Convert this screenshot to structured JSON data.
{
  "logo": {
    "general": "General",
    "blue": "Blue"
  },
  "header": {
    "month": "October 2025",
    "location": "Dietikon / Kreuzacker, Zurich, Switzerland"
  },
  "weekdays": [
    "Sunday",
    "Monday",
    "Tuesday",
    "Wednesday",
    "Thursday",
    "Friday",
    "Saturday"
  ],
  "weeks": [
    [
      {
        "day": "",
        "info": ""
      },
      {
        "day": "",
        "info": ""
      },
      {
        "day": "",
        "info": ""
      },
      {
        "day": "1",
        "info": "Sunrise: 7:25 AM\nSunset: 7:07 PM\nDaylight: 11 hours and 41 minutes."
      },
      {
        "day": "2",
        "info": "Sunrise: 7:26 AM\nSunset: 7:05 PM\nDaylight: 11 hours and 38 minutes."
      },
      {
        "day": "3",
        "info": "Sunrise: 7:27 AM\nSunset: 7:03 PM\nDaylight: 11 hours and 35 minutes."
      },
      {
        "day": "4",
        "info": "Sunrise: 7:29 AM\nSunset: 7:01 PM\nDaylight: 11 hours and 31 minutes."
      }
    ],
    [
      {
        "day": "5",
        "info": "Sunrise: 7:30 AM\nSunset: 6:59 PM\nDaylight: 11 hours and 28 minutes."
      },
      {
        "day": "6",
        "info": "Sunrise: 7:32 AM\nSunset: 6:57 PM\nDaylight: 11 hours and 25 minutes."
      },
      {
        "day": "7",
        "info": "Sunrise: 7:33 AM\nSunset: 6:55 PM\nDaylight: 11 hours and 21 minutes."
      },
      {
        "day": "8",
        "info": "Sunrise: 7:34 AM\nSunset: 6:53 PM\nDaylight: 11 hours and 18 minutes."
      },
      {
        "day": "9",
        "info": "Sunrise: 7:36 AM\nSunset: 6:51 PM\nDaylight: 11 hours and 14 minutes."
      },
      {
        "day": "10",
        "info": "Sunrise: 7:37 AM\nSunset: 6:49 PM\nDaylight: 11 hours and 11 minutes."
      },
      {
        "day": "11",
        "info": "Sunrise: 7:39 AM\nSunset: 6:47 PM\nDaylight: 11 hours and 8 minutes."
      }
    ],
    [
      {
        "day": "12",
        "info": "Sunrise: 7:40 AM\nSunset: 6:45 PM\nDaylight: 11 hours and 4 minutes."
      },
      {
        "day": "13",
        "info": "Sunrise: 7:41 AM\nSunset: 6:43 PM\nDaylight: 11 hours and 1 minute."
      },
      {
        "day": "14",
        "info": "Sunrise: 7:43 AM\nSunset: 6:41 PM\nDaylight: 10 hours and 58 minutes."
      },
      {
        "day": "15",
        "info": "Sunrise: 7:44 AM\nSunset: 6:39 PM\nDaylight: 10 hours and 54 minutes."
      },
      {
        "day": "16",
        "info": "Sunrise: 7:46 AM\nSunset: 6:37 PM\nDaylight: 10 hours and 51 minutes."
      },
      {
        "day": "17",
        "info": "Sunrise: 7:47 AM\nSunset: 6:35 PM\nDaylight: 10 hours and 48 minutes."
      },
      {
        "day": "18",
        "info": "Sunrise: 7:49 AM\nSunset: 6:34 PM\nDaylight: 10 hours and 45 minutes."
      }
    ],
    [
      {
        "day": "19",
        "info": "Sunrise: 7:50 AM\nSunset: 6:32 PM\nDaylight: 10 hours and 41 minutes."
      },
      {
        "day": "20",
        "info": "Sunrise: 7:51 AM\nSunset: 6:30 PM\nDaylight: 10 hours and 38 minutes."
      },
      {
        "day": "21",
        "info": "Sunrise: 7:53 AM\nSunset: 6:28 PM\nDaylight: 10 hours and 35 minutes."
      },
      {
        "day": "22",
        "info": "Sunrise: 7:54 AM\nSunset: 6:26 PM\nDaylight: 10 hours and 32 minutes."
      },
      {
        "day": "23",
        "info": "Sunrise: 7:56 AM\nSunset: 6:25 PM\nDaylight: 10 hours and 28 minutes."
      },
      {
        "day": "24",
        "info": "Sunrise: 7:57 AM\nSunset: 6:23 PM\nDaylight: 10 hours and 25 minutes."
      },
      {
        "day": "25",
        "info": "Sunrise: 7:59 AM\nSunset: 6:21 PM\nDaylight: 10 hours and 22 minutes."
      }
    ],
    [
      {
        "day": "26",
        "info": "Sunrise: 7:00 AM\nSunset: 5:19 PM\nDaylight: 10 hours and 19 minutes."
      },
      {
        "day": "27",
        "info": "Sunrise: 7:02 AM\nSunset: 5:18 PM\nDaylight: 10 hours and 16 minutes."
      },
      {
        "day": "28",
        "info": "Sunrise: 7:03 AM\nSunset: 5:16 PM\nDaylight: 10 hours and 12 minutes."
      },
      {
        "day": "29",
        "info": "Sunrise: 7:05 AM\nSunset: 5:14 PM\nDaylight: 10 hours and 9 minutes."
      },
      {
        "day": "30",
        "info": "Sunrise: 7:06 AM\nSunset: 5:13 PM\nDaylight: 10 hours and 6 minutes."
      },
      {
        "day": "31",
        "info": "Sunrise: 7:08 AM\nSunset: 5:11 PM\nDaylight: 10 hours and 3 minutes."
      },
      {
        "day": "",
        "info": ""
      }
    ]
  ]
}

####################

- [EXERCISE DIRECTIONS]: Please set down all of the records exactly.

- [PROBLEM SOLUTION]:
Convert this screenshot to structured JSON data.
{
  "logo": {
    "general": "General",
    "blue": "Blue"
  },
  "header": {
    "month": "October 2025",
    "location": "Dietikon / Kreuzacker, Zurich, Switzerland"
  },
  "weekdays": [
    "Sunday",
    "Monday",
    "Tuesday",
    "Wednesday",
    "Thursday",
    "Friday",
    "Saturday"
  ],
  "weeks": [
    [
      {
        "day": "",
        "info": ""
      },
      {
        "day": "",
        "info": ""
      },
      {
        "day": "",
        "info": ""
      },
      {
        "day": "1",
        "info": "Sunrise: 7:25 AM\nSunset: 7:07 PM\nDaylight: 11 hours and 41 minutes."
      },
      {
        "day": "2",
        "info": "Sunrise: 7:26 AM\nSunset: 7:05 PM\nDaylight: 11 hours and 38 minutes."
      },
      {
        "day": "3",
        "info": "Sunrise: 7:27 AM\nSunset: 7:03 PM\nDaylight: 11 hours and 35 minutes."
      },
      {
        "day": "4",
        "info": "Sunrise: 7:29 AM\nSunset: 7:01 PM\nDaylight: 11 hours and 31 minutes."
      }
    ],
    [
      {
        "day": "5",
        "info": "Sunrise: 7:30 AM\nSunset: 6:59 PM\nDaylight: 11 hours and 28 minutes."
      },
      {
        "day": "6",
        "info": "Sunrise: 7:32 AM\nSunset: 6:57 PM\nDaylight: 11 hours and 25 minutes."
      },
      {
        "day": "7",
        "info": "Sunrise: 7:33 AM\nSunset: 6:55 PM\nDaylight: 11 hours and 21 minutes."
      },
      {
        "day": "8",
        "info": "Sunrise: 7:34 AM\nSunset: 6:53 PM\nDaylight: 11 hours and 18 minutes."
      },
      {
        "day": "9",
        "info": "Sunrise: 7:36 AM\nSunset: 6:51 PM\nDaylight: 11 hours and 14 minutes."
      },
      {
        "day": "10",
        "info": "Sunrise: 7:37 AM\nSunset: 6:49 PM\nDaylight: 11 hours and 11 minutes."
      },
      {
        "day": "11",
        "info": "Sunrise: 7:39 AM\nSunset: 6:47 PM\nDaylight: 11 hours and 8 minutes."
      }
    ],
    [
      {
        "day": "12",
        "info": "Sunrise: 7:40 AM\nSunset: 6:45 PM\nDaylight: 11 hours and 4 minutes."
      },
      {
        "day": "13",
        "info": "Sunrise: 7:41 AM\nSunset: 6:43 PM\nDaylight: 11 hours and 1 minute."
      },
      {
        "day": "14",
        "info": "Sunrise: 7:43 AM\nSunset: 6:41 PM\nDaylight: 10 hours and 58 minutes."
      },
      {
        "day": "15",
        "info": "Sunrise: 7:44 AM\nSunset: 6:39 PM\nDaylight: 10 hours and 54 minutes."
      },
      {
        "day": "16",
        "info": "Sunrise: 7:46 AM\nSunset: 6:37 PM\nDaylight: 10 hours and 51 minutes."
      },
      {
        "day": "17",
        "info": "Sunrise: 7:47 AM\nSunset: 6:35 PM\nDaylight: 10 hours and 48 minutes."
      },
      {
        "day": "18",
        "info": "Sunrise: 7:49 AM\nSunset: 6:34 PM\nDaylight: 10 hours and 45 minutes."
      }
    ],
    [
      {
        "day": "19",
        "info": "Sunrise: 7:50 AM\nSunset: 6:32 PM\nDaylight: 10 hours and 41 minutes."
      },
      {
        "day": "20",
        "info": "Sunrise: 7:51 AM\nSunset: 6:30 PM\nDaylight: 10 hours and 38 minutes."
      },
      {
        "day": "21",
        "info": "Sunrise: 7:53 AM\nSunset: 6:28 PM\nDaylight: 10 hours and 35 minutes."
      },
      {
        "day": "22",
        "info": "Sunrise: 7:54 AM\nSunset: 6:26 PM\nDaylight: 10 hours and 32 minutes."
      },
      {
        "day": "23",
        "info": "Sunrise: 7:56 AM\nSunset: 6:25 PM\nDaylight: 10 hours and 28 minutes."
      },
      {
        "day": "24",
        "info": "Sunrise: 7:57 AM\nSunset: 6:23 PM\nDaylight: 10 hours and 25 minutes."
      },
      {
        "day": "25",
        "info": "Sunrise: 7:59 AM\nSunset: 6:21 PM\nDaylight: 10 hours and 22 minutes."
      }
    ],
    [
      {
        "day": "26",
        "info": "Sunrise: 7:00 AM\nSunset: 5:19 PM\nDaylight: 10 hours and 19 minutes."
      },
      {
        "day": "27",
        "info": "Sunrise: 7:02 AM\nSunset: 5:18 PM\nDaylight: 10 hours and 16 minutes."
      },
      {
        "day": "28",
        "info": "Sunrise: 7:03 AM\nSunset: 5:16 PM\nDaylight: 10 hours and 12 minutes."
      },
      {
        "day": "29",
        "info": "Sunrise: 7:05 AM\nSunset: 5:14 PM\nDaylight: 10 hours and 9 minutes."
      },
      {
        "day": "30",
        "info": "Sunrise: 7:06 AM\nSunset: 5:13 PM\nDaylight: 10 hours and 6 minutes."
      },
      {
        "day": "31",
        "info": "Sunrise: 7:08 AM\nSunset: 5:11 PM\nDaylight: 10 hours and 3 minutes."
      },
      {
        "day": "",
        "info": ""
      }
    ]
  ]
}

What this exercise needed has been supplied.